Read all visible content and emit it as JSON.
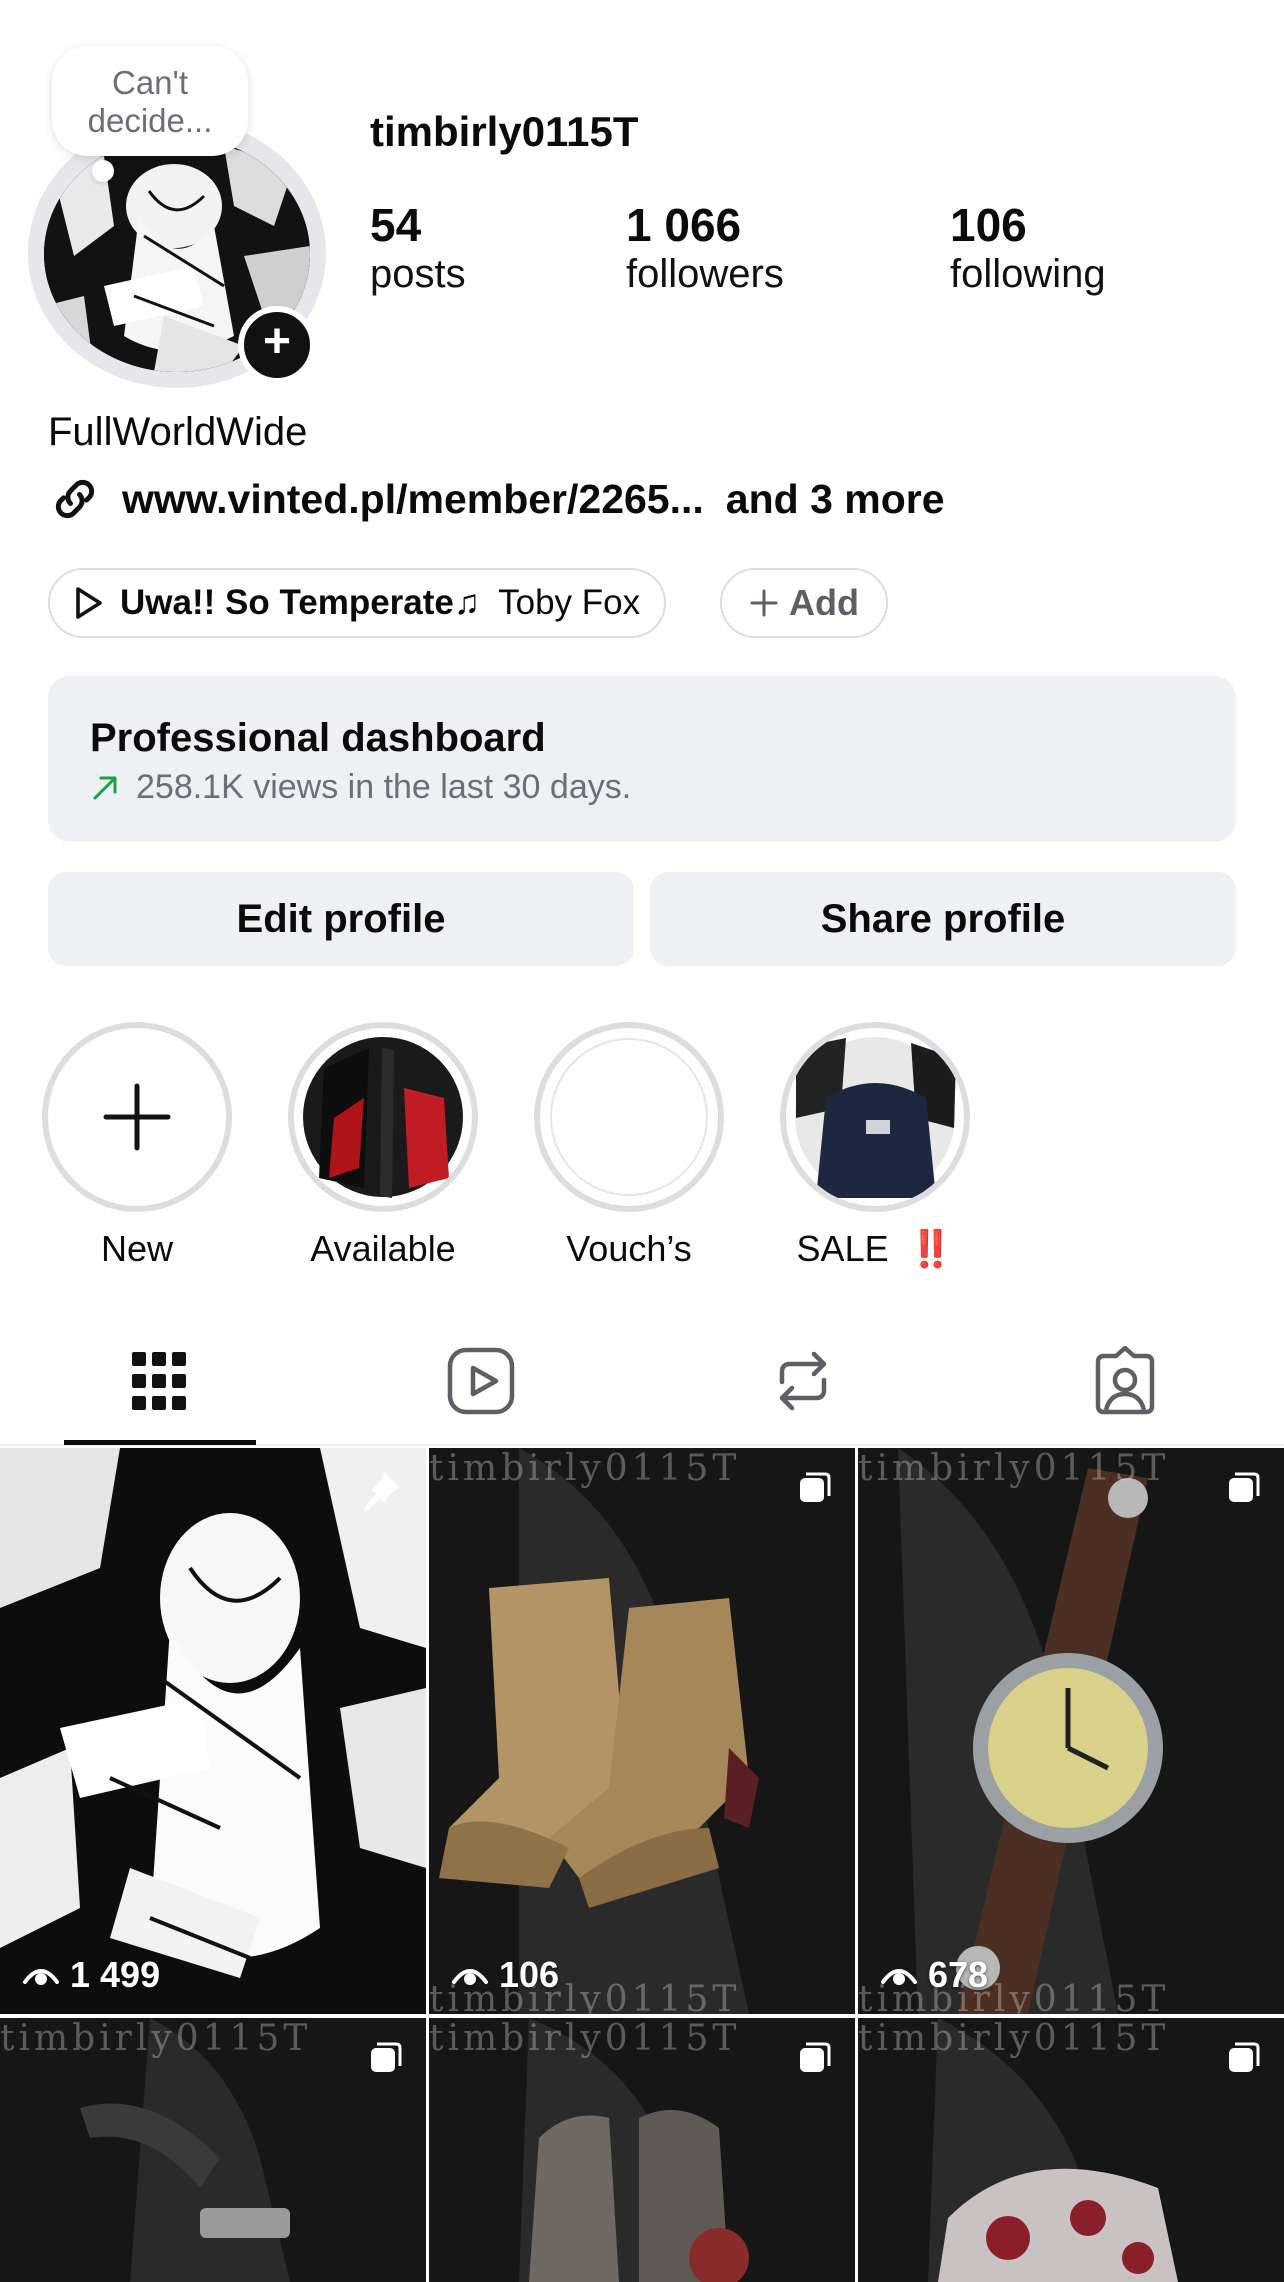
{
  "profile": {
    "note": "Can't decide...",
    "username": "timbirly0115T",
    "display_name": "FullWorldWide",
    "link_text": "www.vinted.pl/member/2265...",
    "link_more": "and 3 more"
  },
  "stats": {
    "posts_count": "54",
    "posts_label": "posts",
    "followers_count": "1 066",
    "followers_label": "followers",
    "following_count": "106",
    "following_label": "following"
  },
  "music": {
    "title": "Uwa!! So Temperate♫",
    "artist": "Toby Fox",
    "add_label": "Add"
  },
  "dashboard": {
    "title": "Professional dashboard",
    "subtitle": "258.1K views in the last 30 days."
  },
  "buttons": {
    "edit_label": "Edit profile",
    "share_label": "Share profile"
  },
  "highlights": [
    {
      "label": "New"
    },
    {
      "label": "Available"
    },
    {
      "label": "Vouch’s"
    },
    {
      "label": "SALE",
      "badge": "‼️"
    }
  ],
  "tabs": [
    {
      "icon": "grid-icon",
      "active": true
    },
    {
      "icon": "reels-icon",
      "active": false
    },
    {
      "icon": "reposts-icon",
      "active": false
    },
    {
      "icon": "tagged-icon",
      "active": false
    }
  ],
  "grid": {
    "watermark": "timbirly0115T",
    "posts": [
      {
        "views": "1 499",
        "pinned": true
      },
      {
        "views": "106",
        "multi": true
      },
      {
        "views": "678",
        "multi": true
      },
      {
        "multi": true
      },
      {
        "multi": true
      },
      {
        "multi": true
      }
    ]
  },
  "colors": {
    "accent_green": "#1aa34a",
    "surface": "#eff0f3",
    "text": "#0b0b0b",
    "muted": "#6d6f76",
    "sale_red": "#e0201c"
  }
}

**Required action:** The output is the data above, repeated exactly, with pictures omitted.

**Expected answer:**
Read all visible content and emit it as JSON.
{
  "profile": {
    "note": "Can't decide...",
    "username": "timbirly0115T",
    "display_name": "FullWorldWide",
    "link_text": "www.vinted.pl/member/2265...",
    "link_more": "and 3 more"
  },
  "stats": {
    "posts_count": "54",
    "posts_label": "posts",
    "followers_count": "1 066",
    "followers_label": "followers",
    "following_count": "106",
    "following_label": "following"
  },
  "music": {
    "title": "Uwa!! So Temperate♫",
    "artist": "Toby Fox",
    "add_label": "Add"
  },
  "dashboard": {
    "title": "Professional dashboard",
    "subtitle": "258.1K views in the last 30 days."
  },
  "buttons": {
    "edit_label": "Edit profile",
    "share_label": "Share profile"
  },
  "highlights": [
    {
      "label": "New"
    },
    {
      "label": "Available"
    },
    {
      "label": "Vouch’s"
    },
    {
      "label": "SALE",
      "badge": "‼️"
    }
  ],
  "tabs": [
    {
      "icon": "grid-icon",
      "active": true
    },
    {
      "icon": "reels-icon",
      "active": false
    },
    {
      "icon": "reposts-icon",
      "active": false
    },
    {
      "icon": "tagged-icon",
      "active": false
    }
  ],
  "grid": {
    "watermark": "timbirly0115T",
    "posts": [
      {
        "views": "1 499",
        "pinned": true
      },
      {
        "views": "106",
        "multi": true
      },
      {
        "views": "678",
        "multi": true
      },
      {
        "multi": true
      },
      {
        "multi": true
      },
      {
        "multi": true
      }
    ]
  },
  "colors": {
    "accent_green": "#1aa34a",
    "surface": "#eff0f3",
    "text": "#0b0b0b",
    "muted": "#6d6f76",
    "sale_red": "#e0201c"
  }
}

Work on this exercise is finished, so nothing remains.